read Kerri’s blog post about STORAGE

 

momma, d & k website box copy

Touch The Past

The journal/record Isabelle kept of the fever that killed Johnny.

The journal/record Isabelle kept of the fever that killed Johnny.

I’ve been posting updates to pledgers for my play, The Lost Boy, through the Kickstarter campaign. I’ve been using images of the artifacts – Johnny Quiggle’s possessions – found in the trunk. Jim, the chief Chili Boy, has been doing archival and art shots of the artifacts. The images have served to make a vital point about the play: this story happened. This little boy died. The story that unfolded for me moved both forward and backwards in time. And, while receiving it from Tom, I realized that it was also my story, and your story. It’s universal and, therefore, worthy to tell. My latest update generated much feedback so I’m sharing it here, too:

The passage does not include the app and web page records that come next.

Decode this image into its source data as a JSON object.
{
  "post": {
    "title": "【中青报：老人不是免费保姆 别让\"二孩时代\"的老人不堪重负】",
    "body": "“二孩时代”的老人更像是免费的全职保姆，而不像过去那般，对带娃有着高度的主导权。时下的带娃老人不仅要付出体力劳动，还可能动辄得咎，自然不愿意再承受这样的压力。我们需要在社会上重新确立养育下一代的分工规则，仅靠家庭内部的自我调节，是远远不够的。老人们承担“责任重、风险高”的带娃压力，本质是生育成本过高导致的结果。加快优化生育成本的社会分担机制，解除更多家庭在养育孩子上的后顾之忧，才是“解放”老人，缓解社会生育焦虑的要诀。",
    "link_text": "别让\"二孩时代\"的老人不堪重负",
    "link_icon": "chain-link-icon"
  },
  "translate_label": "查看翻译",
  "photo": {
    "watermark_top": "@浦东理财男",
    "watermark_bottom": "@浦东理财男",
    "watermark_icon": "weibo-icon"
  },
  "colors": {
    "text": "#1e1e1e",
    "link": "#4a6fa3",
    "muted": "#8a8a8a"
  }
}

Jim has completed shooting archive and detail photos of the contents of Johnny’s trunk. This journal was the last thing Isabelle put in the trunk before she closed it in 1885 and secretly sealed it into the walls. Tom told me that this journal told him more about Isabelle than any other object in the trunk. In her record of the fever, he could read her worry, her despair, her fears, a few days of hope, and then the devastation at losing her son. This play is more than a good story well told; it is one of the ways Isabelle reached through time, through Tom, and into me to tell a story that is relevant to all of us.

Thank you for everything you have done to bring this play to life. It is your encouragement and support (financially and otherwise) that will open the trunk to larger audience and extend Isabelle’s intention beyond the walls of the ranch, beyond the Quiggle/McKenzie families, and into the greater conversation.

Johnny crop copySupport the kickstarter campaign for The Lost Boy

 

title_pageGo here to buy hard copies (and Kindle) of my latest book: The Seer: The Mind of the Entrepreneur, Artist, Visionary, Innovator, Seeker, Learner, Leader, Creator,…You.